Recorded data
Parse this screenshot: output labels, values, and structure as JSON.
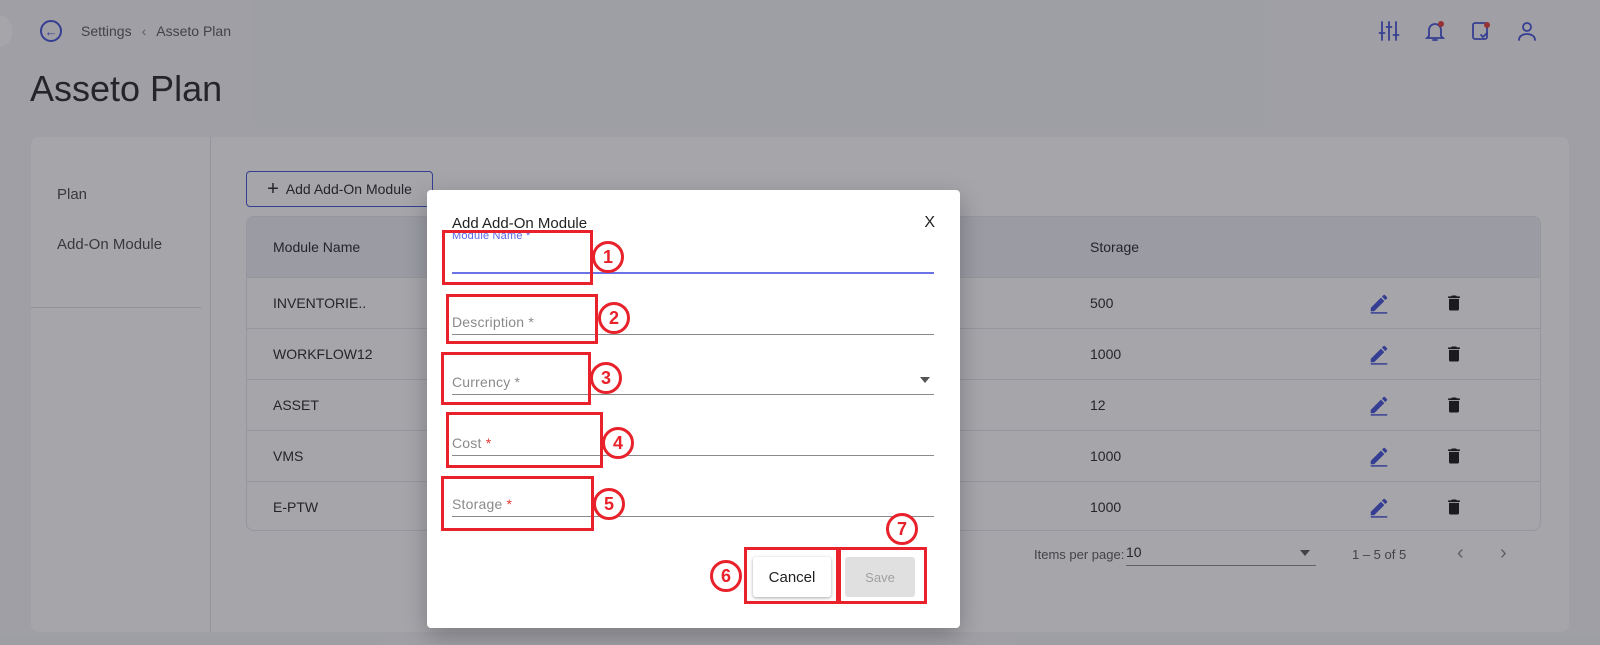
{
  "breadcrumb": {
    "parent": "Settings",
    "current": "Asseto Plan"
  },
  "page_title": "Asseto Plan",
  "sidebar": {
    "items": [
      {
        "label": "Plan"
      },
      {
        "label": "Add-On Module"
      }
    ]
  },
  "toolbar": {
    "add_label": "Add Add-On Module"
  },
  "table": {
    "columns": {
      "module_name": "Module Name",
      "storage": "Storage"
    },
    "rows": [
      {
        "module_name": "INVENTORIE..",
        "storage": "500"
      },
      {
        "module_name": "WORKFLOW12",
        "storage": "1000"
      },
      {
        "module_name": "ASSET",
        "storage": "12"
      },
      {
        "module_name": "VMS",
        "storage": "1000"
      },
      {
        "module_name": "E-PTW",
        "storage": "1000"
      }
    ]
  },
  "pagination": {
    "items_per_page_label": "Items per page:",
    "items_per_page": "10",
    "range": "1 – 5 of 5"
  },
  "dialog": {
    "title": "Add Add-On Module",
    "close": "X",
    "fields": {
      "module_name": "Module Name",
      "description": "Description",
      "currency": "Currency",
      "cost": "Cost",
      "storage": "Storage"
    },
    "required_mark": "*",
    "cancel_label": "Cancel",
    "save_label": "Save"
  },
  "annotations": [
    "1",
    "2",
    "3",
    "4",
    "5",
    "6",
    "7"
  ],
  "colors": {
    "accent": "#3f4fd6",
    "annotation": "#e8212a",
    "required": "#e53935",
    "focus": "#5866e8"
  },
  "icons": [
    "back-arrow-icon",
    "filter-sliders-icon",
    "notification-bell-icon",
    "task-clipboard-icon",
    "user-icon",
    "edit-pencil-icon",
    "delete-trash-icon",
    "chevron-left-icon",
    "chevron-right-icon"
  ]
}
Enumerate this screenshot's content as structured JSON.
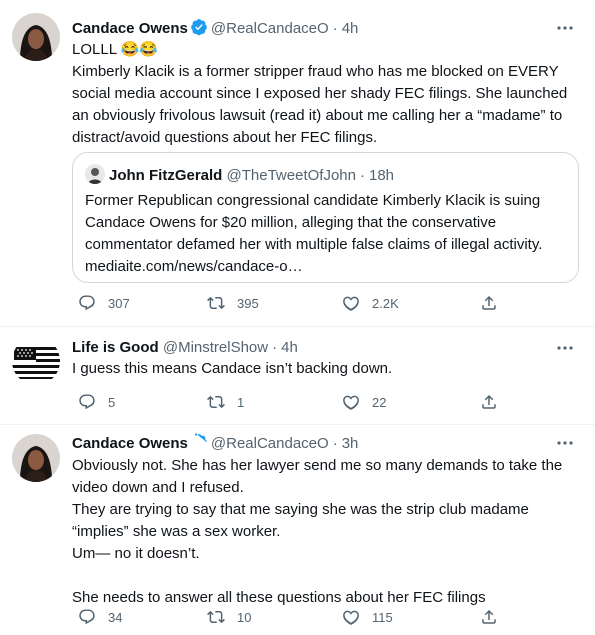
{
  "tweets": [
    {
      "name": "Candace Owens",
      "handle": "@RealCandaceO",
      "time": "4h",
      "lines": [
        "LOLLL 😂😂",
        "Kimberly Klacik is a former stripper fraud who has me blocked on EVERY",
        "social media account since I exposed her shady FEC filings. She launched",
        "an obviously frivolous lawsuit (read it) about me calling her a “madame” to",
        "distract/avoid questions about her FEC filings."
      ],
      "quote": {
        "name": "John FitzGerald",
        "handle": "@TheTweetOfJohn",
        "time": "18h",
        "lines": [
          "Former Republican congressional candidate Kimberly Klacik is suing",
          "Candace Owens for $20 million, alleging that the conservative",
          "commentator defamed her with multiple false claims of illegal activity.",
          "mediaite.com/news/candace-o…"
        ]
      },
      "replies": "307",
      "retweets": "395",
      "likes": "2.2K"
    },
    {
      "name": "Life is Good",
      "handle": "@MinstrelShow",
      "time": "4h",
      "lines": [
        "I guess this means Candace isn’t backing down."
      ],
      "replies": "5",
      "retweets": "1",
      "likes": "22"
    },
    {
      "name": "Candace Owens",
      "handle": "@RealCandaceO",
      "time": "3h",
      "lines": [
        "Obviously not. She has her lawyer send me so many demands to take the",
        "video down and I refused.",
        "They are trying to say that me saying she was the strip club madame",
        "“implies” she was a sex worker.",
        "Um— no it doesn’t.",
        "",
        "She needs to answer all these questions about her FEC filings"
      ],
      "replies": "34",
      "retweets": "10",
      "likes": "115"
    }
  ],
  "separator": "·",
  "colors": {
    "verified": "#1d9bf0",
    "meta": "#536471",
    "border": "#cfd9de"
  },
  "icons": [
    "verified-badge-icon",
    "more-icon",
    "reply-icon",
    "retweet-icon",
    "like-icon",
    "share-icon"
  ]
}
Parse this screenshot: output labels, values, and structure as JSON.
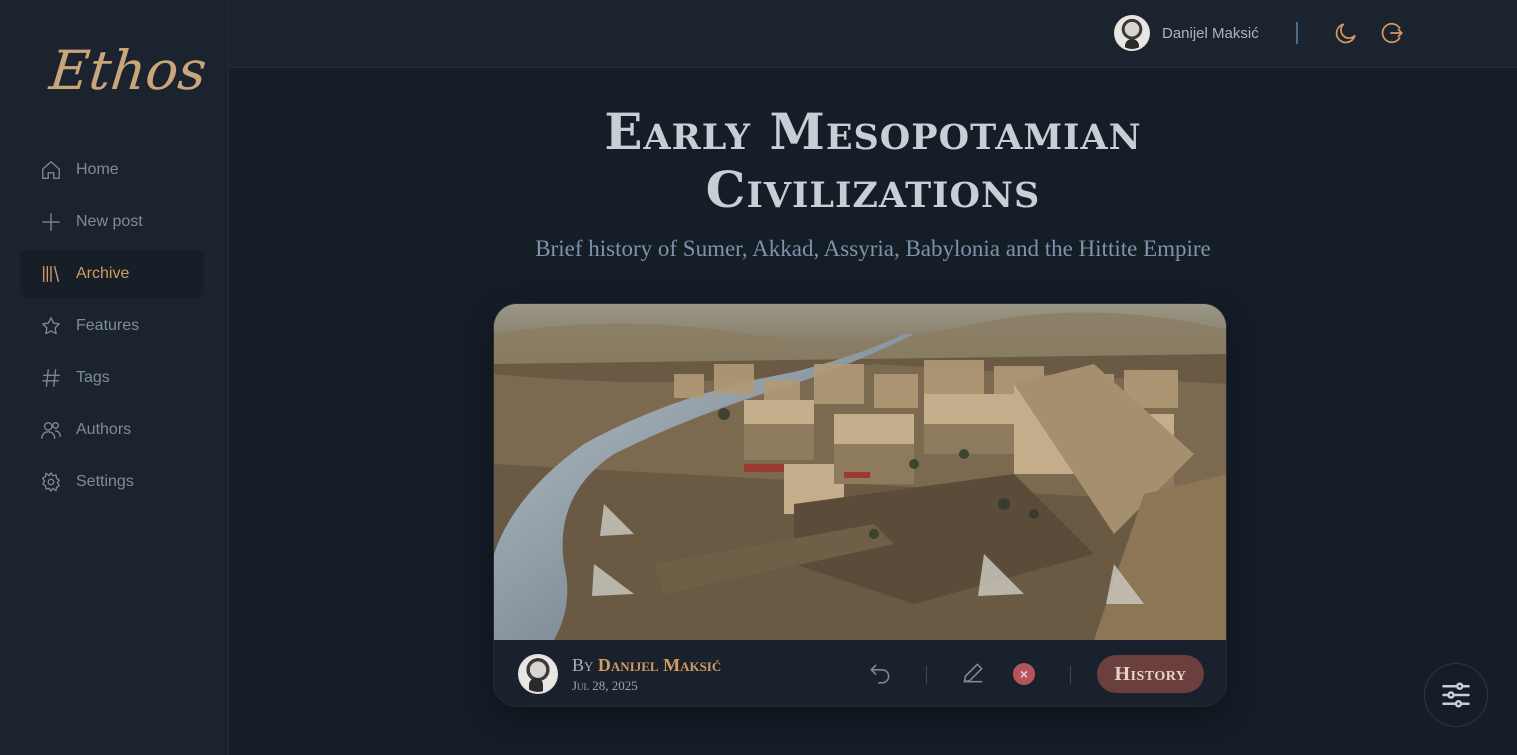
{
  "brand": {
    "logo": "Ethos"
  },
  "sidebar": {
    "items": [
      {
        "label": "Home",
        "icon": "home-icon",
        "active": false
      },
      {
        "label": "New post",
        "icon": "plus-icon",
        "active": false
      },
      {
        "label": "Archive",
        "icon": "library-icon",
        "active": true
      },
      {
        "label": "Features",
        "icon": "star-icon",
        "active": false
      },
      {
        "label": "Tags",
        "icon": "hash-icon",
        "active": false
      },
      {
        "label": "Authors",
        "icon": "users-icon",
        "active": false
      },
      {
        "label": "Settings",
        "icon": "gear-icon",
        "active": false
      }
    ]
  },
  "header": {
    "user_name": "Danijel Maksić",
    "separator": "|",
    "theme_icon": "moon-icon",
    "logout_icon": "logout-icon"
  },
  "post": {
    "title_line1": "Early Mesopotamian",
    "title_line2": "Civilizations",
    "subtitle": "Brief history of Sumer, Akkad, Assyria, Babylonia and the Hittite Empire",
    "image_alt": "Painting of an ancient Mesopotamian river city",
    "byline_prefix": "By",
    "author": "Danijel Maksić",
    "date": "Jul 28, 2025",
    "tag": "History"
  },
  "colors": {
    "accent": "#d29b61",
    "background": "#151d27",
    "sidebar": "#1b232e",
    "tag_bg": "#6c3f3f",
    "delete": "#b5545c"
  }
}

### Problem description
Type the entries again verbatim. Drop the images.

### Exercise solution
Parse this screenshot: output labels, values, and structure as JSON.
{
  "breadcrumb": {
    "parent": "Settings",
    "current": "Asseto Plan"
  },
  "page_title": "Asseto Plan",
  "sidebar": {
    "items": [
      {
        "label": "Plan"
      },
      {
        "label": "Add-On Module"
      }
    ]
  },
  "toolbar": {
    "add_label": "Add Add-On Module"
  },
  "table": {
    "columns": {
      "module_name": "Module Name",
      "storage": "Storage"
    },
    "rows": [
      {
        "module_name": "INVENTORIE..",
        "storage": "500"
      },
      {
        "module_name": "WORKFLOW12",
        "storage": "1000"
      },
      {
        "module_name": "ASSET",
        "storage": "12"
      },
      {
        "module_name": "VMS",
        "storage": "1000"
      },
      {
        "module_name": "E-PTW",
        "storage": "1000"
      }
    ]
  },
  "pagination": {
    "items_per_page_label": "Items per page:",
    "items_per_page": "10",
    "range": "1 – 5 of 5"
  },
  "dialog": {
    "title": "Add Add-On Module",
    "close": "X",
    "fields": {
      "module_name": "Module Name",
      "description": "Description",
      "currency": "Currency",
      "cost": "Cost",
      "storage": "Storage"
    },
    "required_mark": "*",
    "cancel_label": "Cancel",
    "save_label": "Save"
  },
  "annotations": [
    "1",
    "2",
    "3",
    "4",
    "5",
    "6",
    "7"
  ],
  "colors": {
    "accent": "#3f4fd6",
    "annotation": "#e8212a",
    "required": "#e53935",
    "focus": "#5866e8"
  },
  "icons": [
    "back-arrow-icon",
    "filter-sliders-icon",
    "notification-bell-icon",
    "task-clipboard-icon",
    "user-icon",
    "edit-pencil-icon",
    "delete-trash-icon",
    "chevron-left-icon",
    "chevron-right-icon"
  ]
}
Enumerate this screenshot's content as structured JSON.
{
  "tweets": [
    {
      "name": "Candace Owens",
      "handle": "@RealCandaceO",
      "time": "4h",
      "lines": [
        "LOLLL 😂😂",
        "Kimberly Klacik is a former stripper fraud who has me blocked on EVERY",
        "social media account since I exposed her shady FEC filings. She launched",
        "an obviously frivolous lawsuit (read it) about me calling her a “madame” to",
        "distract/avoid questions about her FEC filings."
      ],
      "quote": {
        "name": "John FitzGerald",
        "handle": "@TheTweetOfJohn",
        "time": "18h",
        "lines": [
          "Former Republican congressional candidate Kimberly Klacik is suing",
          "Candace Owens for $20 million, alleging that the conservative",
          "commentator defamed her with multiple false claims of illegal activity.",
          "mediaite.com/news/candace-o…"
        ]
      },
      "replies": "307",
      "retweets": "395",
      "likes": "2.2K"
    },
    {
      "name": "Life is Good",
      "handle": "@MinstrelShow",
      "time": "4h",
      "lines": [
        "I guess this means Candace isn’t backing down."
      ],
      "replies": "5",
      "retweets": "1",
      "likes": "22"
    },
    {
      "name": "Candace Owens",
      "handle": "@RealCandaceO",
      "time": "3h",
      "lines": [
        "Obviously not. She has her lawyer send me so many demands to take the",
        "video down and I refused.",
        "They are trying to say that me saying she was the strip club madame",
        "“implies” she was a sex worker.",
        "Um— no it doesn’t.",
        "",
        "She needs to answer all these questions about her FEC filings"
      ],
      "replies": "34",
      "retweets": "10",
      "likes": "115"
    }
  ],
  "separator": "·",
  "colors": {
    "verified": "#1d9bf0",
    "meta": "#536471",
    "border": "#cfd9de"
  },
  "icons": [
    "verified-badge-icon",
    "more-icon",
    "reply-icon",
    "retweet-icon",
    "like-icon",
    "share-icon"
  ]
}
Parse this screenshot: output labels, values, and structure as JSON.
{
  "brand": {
    "logo": "Ethos"
  },
  "sidebar": {
    "items": [
      {
        "label": "Home",
        "icon": "home-icon",
        "active": false
      },
      {
        "label": "New post",
        "icon": "plus-icon",
        "active": false
      },
      {
        "label": "Archive",
        "icon": "library-icon",
        "active": true
      },
      {
        "label": "Features",
        "icon": "star-icon",
        "active": false
      },
      {
        "label": "Tags",
        "icon": "hash-icon",
        "active": false
      },
      {
        "label": "Authors",
        "icon": "users-icon",
        "active": false
      },
      {
        "label": "Settings",
        "icon": "gear-icon",
        "active": false
      }
    ]
  },
  "header": {
    "user_name": "Danijel Maksić",
    "separator": "|",
    "theme_icon": "moon-icon",
    "logout_icon": "logout-icon"
  },
  "post": {
    "title_line1": "Early Mesopotamian",
    "title_line2": "Civilizations",
    "subtitle": "Brief history of Sumer, Akkad, Assyria, Babylonia and the Hittite Empire",
    "image_alt": "Painting of an ancient Mesopotamian river city",
    "byline_prefix": "By",
    "author": "Danijel Maksić",
    "date": "Jul 28, 2025",
    "tag": "History"
  },
  "colors": {
    "accent": "#d29b61",
    "background": "#151d27",
    "sidebar": "#1b232e",
    "tag_bg": "#6c3f3f",
    "delete": "#b5545c"
  }
}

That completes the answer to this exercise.